The found footage genre has enjoyed a boom recently (the Paranormal Activity's, the REC's, The Last Exorcism, Cloverfield, Trollhunter, TV's The River, et al)—but while it's always been a comfortable fit for the horror genre, I never expected a superhero origin movie to benefit from its first-person storytelling device. Chronicle, a frugal $15m production from newcomer Josh Trank, proved me entirely wrong. It's remarkable how well the POV-style works to tell a fairly generic origin story for its three "supers", only really asking audiences to swallow the idea of a shy teenager deciding to videotape his entire life one fateful day. And, later, for another character to be doing likewise for a documentary she's making, just to give us a different vantage point for awhile. But I was fine with some of the strain Chronicle sometimes encountered (like the number of times a camera's left unsupervised to record a critical moment of plot), because the overall effect was just so great.
Sullen Seattle teenager Andrew (Dane DeHaan) comes from a fractured family (his father's a violent drunk, his mother's dying of cancer), and finds respite from school bullies with cousin Matt (Ale Russell) and his best-friend Steve (Michael B. Jordan), before all three are given telekinesis after touching a green meteorite buried in the ground. The majority of Chronicle then follows this unlikely trio, as the bonds of friendship tighten in the wake of them learning to control and develop their abilities to do increasingly extraordinary things (going from levitating Lego bricks and baseballs, to moving parked cars and flying through the clouds like Supermen). Chronicle presents one of the most plausible representations of what ordinary folk would do with superpowers (even more so than gritty TV series Misfits), and for long periods of time it's an absolute pleasure to watch these guys flex their super-muscles... before, inevitably, events conspire to turn the harangued Andrew into an uncontrollable, egotistical, self-identified "apex predator", out for Carrie-style revenge on those who made his life a misery. And it all builds to a stunning climax of city-wide destruction that evokes memories of Superman II via Akira.
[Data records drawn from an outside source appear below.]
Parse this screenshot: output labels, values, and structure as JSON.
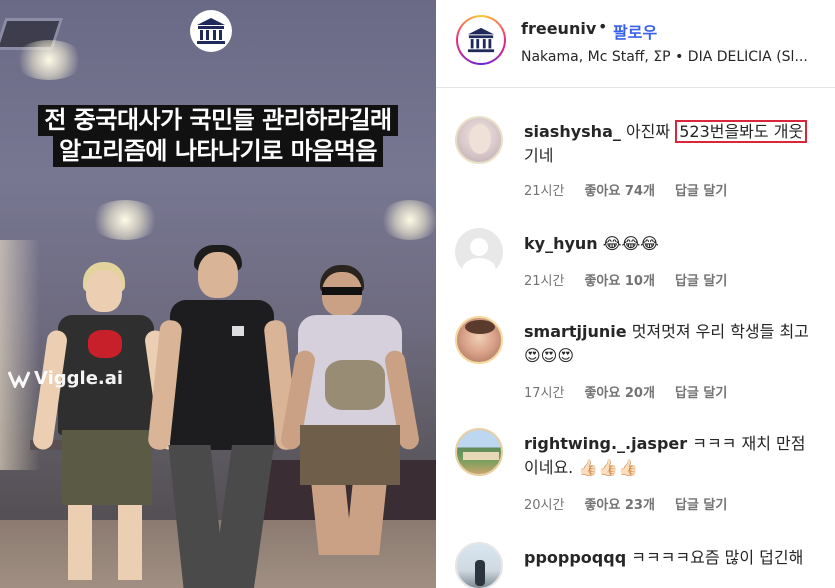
{
  "video": {
    "caption_line1": "전 중국대사가 국민들 관리하라길래",
    "caption_line2": "알고리즘에 나타나기로 마음먹음",
    "watermark": "Viggle.ai"
  },
  "header": {
    "username": "freeuniv",
    "separator": "•",
    "follow_label": "팔로우",
    "subtitle": "Nakama, Mc Staff, ΣP • DIA DELÍCIA (Sl..."
  },
  "comments": [
    {
      "username": "siashysha_",
      "text_before": " 아진짜 ",
      "highlight": "523번을봐도 개웃",
      "text_after": "기네",
      "time": "21시간",
      "likes": "좋아요 74개",
      "reply": "답글 달기"
    },
    {
      "username": "ky_hyun",
      "text": " 😂😂😂",
      "time": "21시간",
      "likes": "좋아요 10개",
      "reply": "답글 달기"
    },
    {
      "username": "smartjjunie",
      "text": " 멋져멋져 우리 학생들 최고😍😍😍",
      "time": "17시간",
      "likes": "좋아요 20개",
      "reply": "답글 달기"
    },
    {
      "username": "rightwing._.jasper",
      "text": " ㅋㅋㅋ 재치 만점이네요. 👍🏻👍🏻👍🏻",
      "time": "20시간",
      "likes": "좋아요 23개",
      "reply": "답글 달기"
    },
    {
      "username": "ppoppoqqq",
      "text": " ㅋㅋㅋㅋ요즘 많이 덥긴해",
      "time": "",
      "likes": "",
      "reply": ""
    }
  ],
  "colors": {
    "follow_blue": "#3a60e8",
    "highlight_red": "#d9263b",
    "meta_gray": "#737373"
  }
}
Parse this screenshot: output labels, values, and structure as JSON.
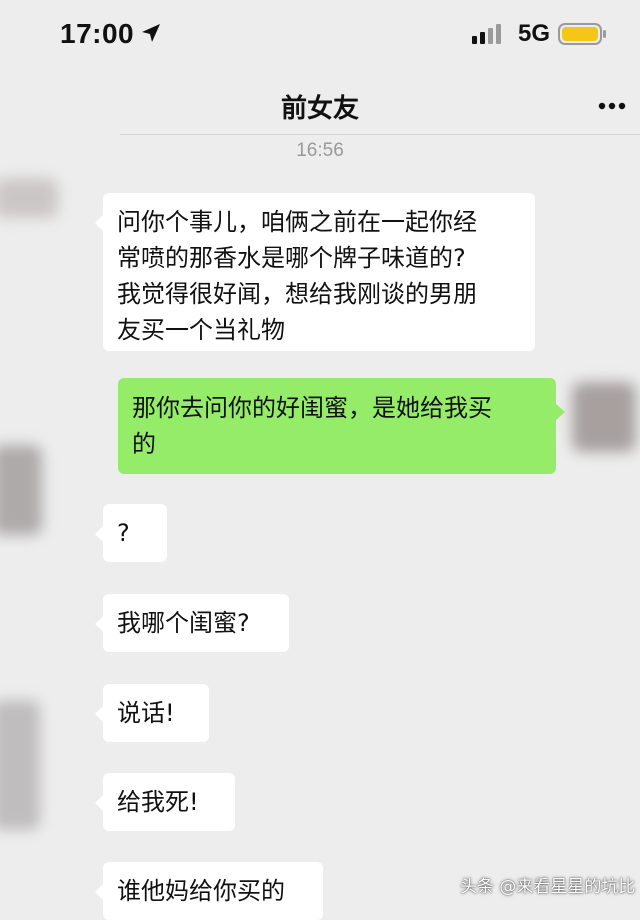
{
  "status_bar": {
    "time": "17:00",
    "network": "5G",
    "icons": [
      "location-arrow-icon",
      "signal-icon",
      "battery-icon"
    ],
    "battery_color": "#f5c518"
  },
  "nav": {
    "title": "前女友",
    "more_icon": "more-dots-icon"
  },
  "chat": {
    "timestamp": "16:56",
    "messages": [
      {
        "side": "in",
        "lines": [
          "问你个事儿，咱俩之前在一起你经",
          "常喷的那香水是哪个牌子味道的?",
          "我觉得很好闻，想给我刚谈的男朋",
          "友买一个当礼物"
        ]
      },
      {
        "side": "out",
        "lines": [
          "那你去问你的好闺蜜，是她给我买",
          "的"
        ]
      },
      {
        "side": "in",
        "lines": [
          "?"
        ]
      },
      {
        "side": "in",
        "lines": [
          "我哪个闺蜜?"
        ]
      },
      {
        "side": "in",
        "lines": [
          "说话!"
        ]
      },
      {
        "side": "in",
        "lines": [
          "给我死!"
        ]
      },
      {
        "side": "in",
        "lines": [
          "谁他妈给你买的"
        ]
      }
    ],
    "colors": {
      "background": "#ededed",
      "incoming_bubble": "#ffffff",
      "outgoing_bubble": "#95ec69"
    }
  },
  "watermark": "头条 @来看星星的坑比"
}
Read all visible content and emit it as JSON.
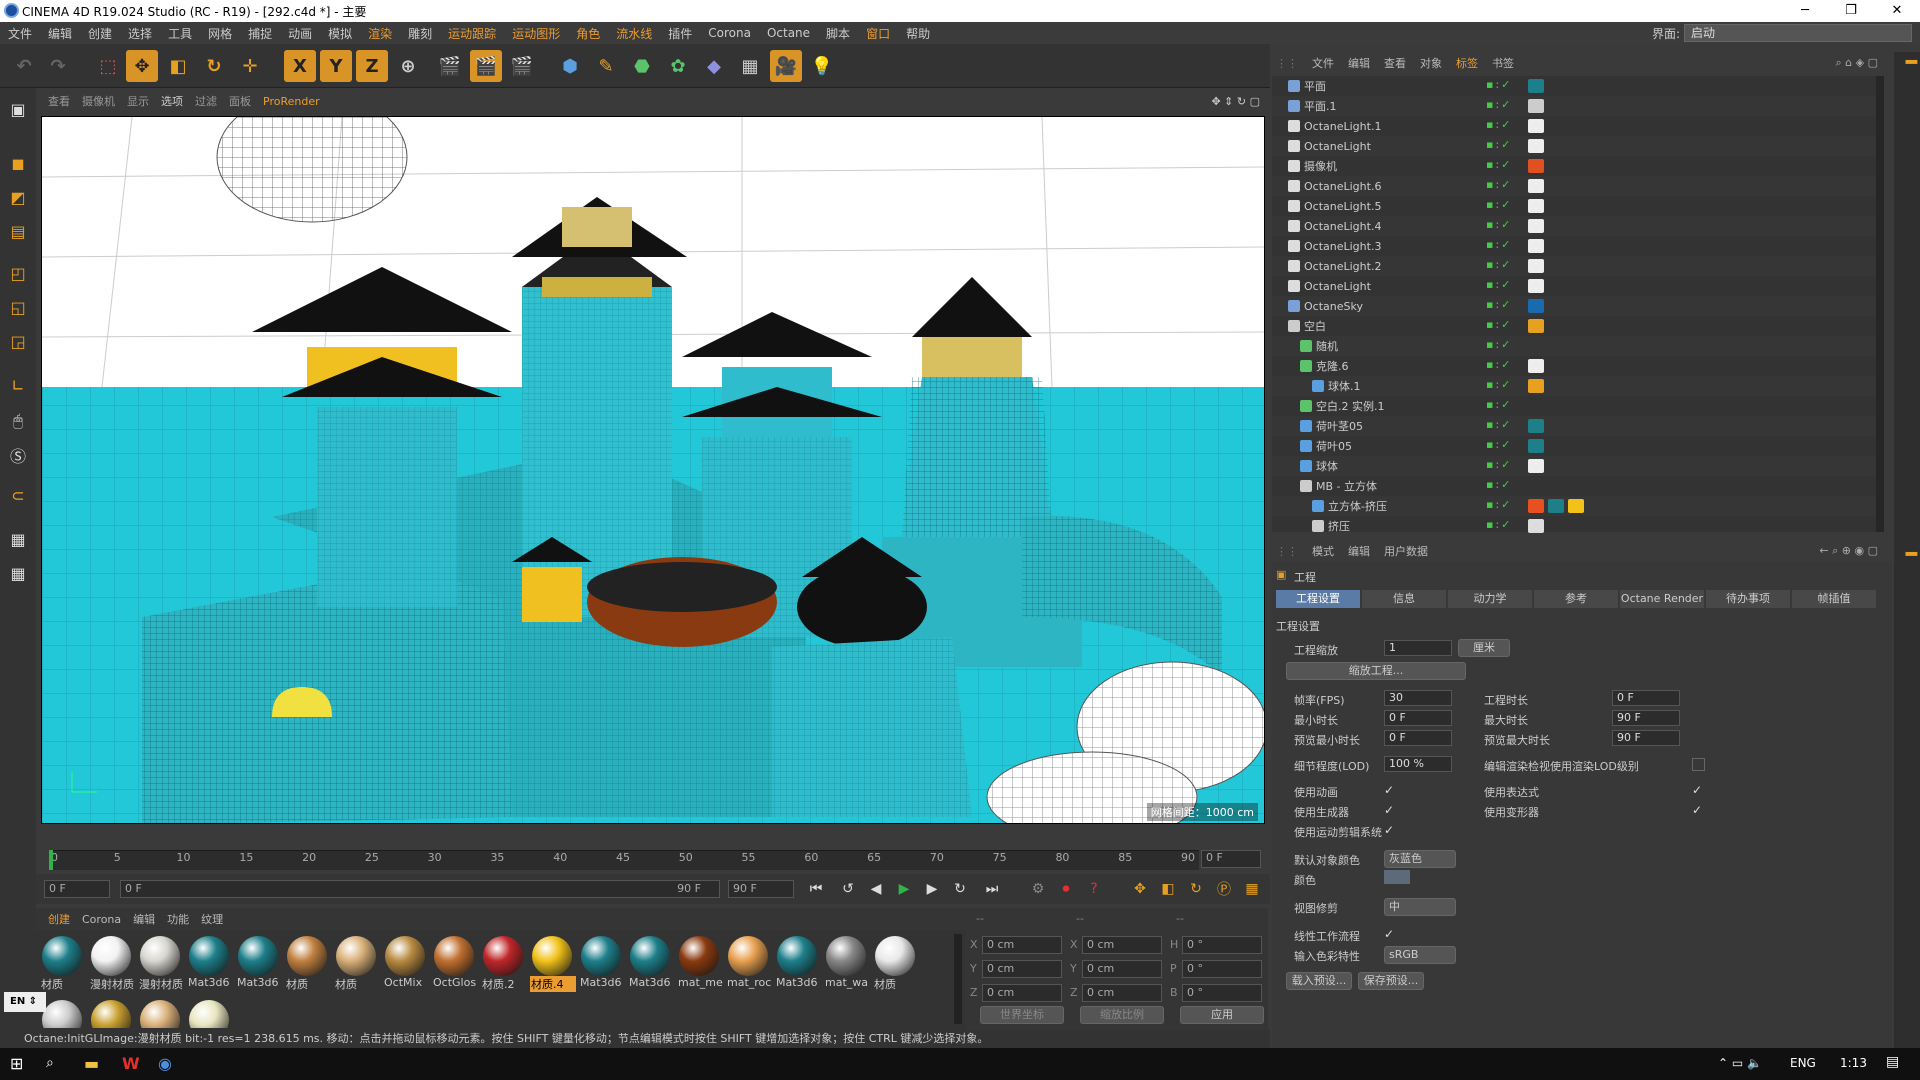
{
  "window": {
    "title": "CINEMA 4D R19.024 Studio (RC - R19) - [292.c4d *] - 主要"
  },
  "menu": [
    "文件",
    "编辑",
    "创建",
    "选择",
    "工具",
    "网格",
    "捕捉",
    "动画",
    "模拟",
    "渲染",
    "雕刻",
    "运动跟踪",
    "运动图形",
    "角色",
    "流水线",
    "插件",
    "Corona",
    "Octane",
    "脚本",
    "窗口",
    "帮助"
  ],
  "interface": {
    "label": "界面:",
    "value": "启动"
  },
  "toolbar": {
    "axis_x": "X",
    "axis_y": "Y",
    "axis_z": "Z"
  },
  "viewport": {
    "menu": [
      "查看",
      "摄像机",
      "显示",
      "选项",
      "过滤",
      "面板",
      "ProRender"
    ],
    "grid_label": "网格间距：1000 cm"
  },
  "timeline": {
    "ticks": [
      "0",
      "5",
      "10",
      "15",
      "20",
      "25",
      "30",
      "35",
      "40",
      "45",
      "50",
      "55",
      "60",
      "65",
      "70",
      "75",
      "80",
      "85",
      "90"
    ],
    "frame_right": "0 F",
    "start": "0 F",
    "range_start": "0 F",
    "range_end": "90 F",
    "end": "90 F",
    "current_frame": 0,
    "max_frame": 90
  },
  "materials": {
    "menu": [
      "创建",
      "Corona",
      "编辑",
      "功能",
      "纹理"
    ],
    "items": [
      {
        "label": "材质",
        "color": "#1d7f8a"
      },
      {
        "label": "漫射材质",
        "color": "#f2f2f2"
      },
      {
        "label": "漫射材质",
        "color": "#d8d6cf"
      },
      {
        "label": "Mat3d6",
        "color": "#1d7f8a"
      },
      {
        "label": "Mat3d6",
        "color": "#1d7f8a"
      },
      {
        "label": "材质",
        "color": "#c08040"
      },
      {
        "label": "材质",
        "color": "#d9b079"
      },
      {
        "label": "OctMix",
        "color": "#b88a40"
      },
      {
        "label": "OctGlos",
        "color": "#c07030"
      },
      {
        "label": "材质.2",
        "color": "#c0262a"
      },
      {
        "label": "材质.4",
        "color": "#f2c21a"
      },
      {
        "label": "Mat3d6",
        "color": "#1d7f8a"
      },
      {
        "label": "Mat3d6",
        "color": "#1d7f8a"
      },
      {
        "label": "mat_me",
        "color": "#8a3a10"
      },
      {
        "label": "mat_roc",
        "color": "#e8a050"
      },
      {
        "label": "Mat3d6",
        "color": "#1d7f8a"
      },
      {
        "label": "mat_wa",
        "color": "#888888"
      },
      {
        "label": "材质",
        "color": "#e8e8e8"
      }
    ],
    "row2_colors": [
      "#cccccc",
      "#c9a030",
      "#d9b079",
      "#e8e6c0"
    ],
    "selected_index": 10
  },
  "coords": {
    "headers": [
      "--",
      "--",
      "--"
    ],
    "rows": [
      {
        "a": "X",
        "av": "0 cm",
        "b": "X",
        "bv": "0 cm",
        "c": "H",
        "cv": "0 °"
      },
      {
        "a": "Y",
        "av": "0 cm",
        "b": "Y",
        "bv": "0 cm",
        "c": "P",
        "cv": "0 °"
      },
      {
        "a": "Z",
        "av": "0 cm",
        "b": "Z",
        "bv": "0 cm",
        "c": "B",
        "cv": "0 °"
      }
    ],
    "world": "世界坐标",
    "scale": "缩放比例",
    "apply": "应用"
  },
  "language": {
    "code": "EN"
  },
  "status": "Octane:InitGLImage:漫射材质  bit:-1 res=1 238.615 ms.   移动：点击并拖动鼠标移动元素。按住 SHIFT 键量化移动；节点编辑模式时按住 SHIFT 键增加选择对象；按住 CTRL 键减少选择对象。",
  "object_manager": {
    "menu": [
      "文件",
      "编辑",
      "查看",
      "对象",
      "标签",
      "书签"
    ],
    "rows": [
      {
        "name": "平面",
        "indent": 0,
        "icon": "#7aa0d8"
      },
      {
        "name": "平面.1",
        "indent": 0,
        "icon": "#7aa0d8"
      },
      {
        "name": "OctaneLight.1",
        "indent": 0,
        "icon": "#ddd"
      },
      {
        "name": "OctaneLight",
        "indent": 0,
        "icon": "#ddd"
      },
      {
        "name": "摄像机",
        "indent": 0,
        "icon": "#ddd"
      },
      {
        "name": "OctaneLight.6",
        "indent": 0,
        "icon": "#ddd"
      },
      {
        "name": "OctaneLight.5",
        "indent": 0,
        "icon": "#ddd"
      },
      {
        "name": "OctaneLight.4",
        "indent": 0,
        "icon": "#ddd"
      },
      {
        "name": "OctaneLight.3",
        "indent": 0,
        "icon": "#ddd"
      },
      {
        "name": "OctaneLight.2",
        "indent": 0,
        "icon": "#ddd"
      },
      {
        "name": "OctaneLight",
        "indent": 0,
        "icon": "#ddd"
      },
      {
        "name": "OctaneSky",
        "indent": 0,
        "icon": "#7aa0d8"
      },
      {
        "name": "空白",
        "indent": 0,
        "icon": "#ccc"
      },
      {
        "name": "随机",
        "indent": 1,
        "icon": "#5bc46a"
      },
      {
        "name": "克隆.6",
        "indent": 1,
        "icon": "#5bc46a"
      },
      {
        "name": "球体.1",
        "indent": 2,
        "icon": "#5aa0e0"
      },
      {
        "name": "空白.2 实例.1",
        "indent": 1,
        "icon": "#5bc46a"
      },
      {
        "name": "荷叶茎05",
        "indent": 1,
        "icon": "#5aa0e0"
      },
      {
        "name": "荷叶05",
        "indent": 1,
        "icon": "#5aa0e0"
      },
      {
        "name": "球体",
        "indent": 1,
        "icon": "#5aa0e0"
      },
      {
        "name": "MB - 立方体",
        "indent": 1,
        "icon": "#ccc"
      },
      {
        "name": "立方体-挤压",
        "indent": 2,
        "icon": "#5aa0e0"
      },
      {
        "name": "挤压",
        "indent": 2,
        "icon": "#ccc"
      }
    ]
  },
  "attributes": {
    "menu": [
      "模式",
      "编辑",
      "用户数据"
    ],
    "object": "工程",
    "tabs": [
      "工程设置",
      "信息",
      "动力学",
      "参考",
      "Octane Render",
      "待办事项",
      "帧插值"
    ],
    "section": "工程设置",
    "scale_label": "工程缩放",
    "scale_value": "1",
    "scale_unit": "厘米",
    "scale_btn": "缩放工程...",
    "fps_label": "帧率(FPS)",
    "fps": "30",
    "duration_label": "工程时长",
    "duration": "0 F",
    "min_label": "最小时长",
    "min": "0 F",
    "max_label": "最大时长",
    "max": "90 F",
    "pmin_label": "预览最小时长",
    "pmin": "0 F",
    "pmax_label": "预览最大时长",
    "pmax": "90 F",
    "lod_label": "细节程度(LOD)",
    "lod": "100 %",
    "lod_render_label": "编辑渲染检视使用渲染LOD级别",
    "anim_label": "使用动画",
    "expr_label": "使用表达式",
    "gen_label": "使用生成器",
    "deform_label": "使用变形器",
    "mograph_label": "使用运动剪辑系统",
    "objcolor_label": "默认对象颜色",
    "objcolor": "灰蓝色",
    "color_label": "颜色",
    "clip_label": "视图修剪",
    "clip": "中",
    "linear_label": "线性工作流程",
    "profile_label": "输入色彩特性",
    "profile": "sRGB",
    "load_btn": "载入预设...",
    "save_btn": "保存预设..."
  },
  "taskbar": {
    "lang": "ENG",
    "time": "1:13"
  }
}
It's unfortunate that Chronicle doesn't actually have anything fresh to say about teenagers and superheroes, as the scripts covers the standard themes of alienation and "absolute power corrupting absolutely", but those themes are popular and commonly recycled for a reason. At least this movie retelling them in a fresh and inventive style. That's not to say Trank's movie is a style-over-substance misfire, and for the most part it's an absolute joy to see exactly how events escalate. For a movie created on The Avengers' catering budget, it's also a very pleasant visual surprise. Nothing about it looks cheap. In fact, I genuinely think the flying sequence in this movie eclipse those we've seen in the mega-budgeted likes of The Matrix Revolutions and Superman Returns. The simple sound of the wind on a camera mic is enough to sell what's being presented in a far more persuasive way.
The actors are also very good, and it helped that they were all fresh faces to me. DeHaan is particularly strong and watchable, getting to show what would happen if a Peter Parker type shirked the "great responsibility" that comes with "great power"; showing us a hero-turned-villain whom you feel real sympathy for as his arc starts to inspire heartache, dread, and tragedy.
It's a short movie at 83-minutes, although it feels considerably longer because its simple story has clearly been stretched by showing prolonged sequences of the guys playing pranks on strangers to test the limits of their abilities. There were admittedly moments when the concept Chronicle lost its shine as the story slackened, but thankfully a thrilling final act won me back around. The fact Trank has now been tapped to direct a reboot of The Fantastic Four is all you really need to know, because Chronicle works as a brilliant calling card for a new talent. I just hope his direction proves equally as capable in a traditional filming style, as found footage movies can sometimes be a crutch. Not that they're easy to do well, because so many are outright bores (Apollo 18, The Devil Inside), but I still feel Trank needs to prove himself with a gimmick-free movie.
The Fantastic Four will certainly represent a big challenge for Trank, but I'm excited he's involved because Chronicle at least proves he understands group dynamics, the deep-rooted appeal of superpowers, and the pleasures of fantastical movies with verisimilitude.
directed by Josh Trank / written by Max Landis (story by Max Landis & Josh Trank) / starring Dane DeHaan, Michael B. Jordan, Michael Kelly & Alex Russell / 20th Century Fox / 83 mins.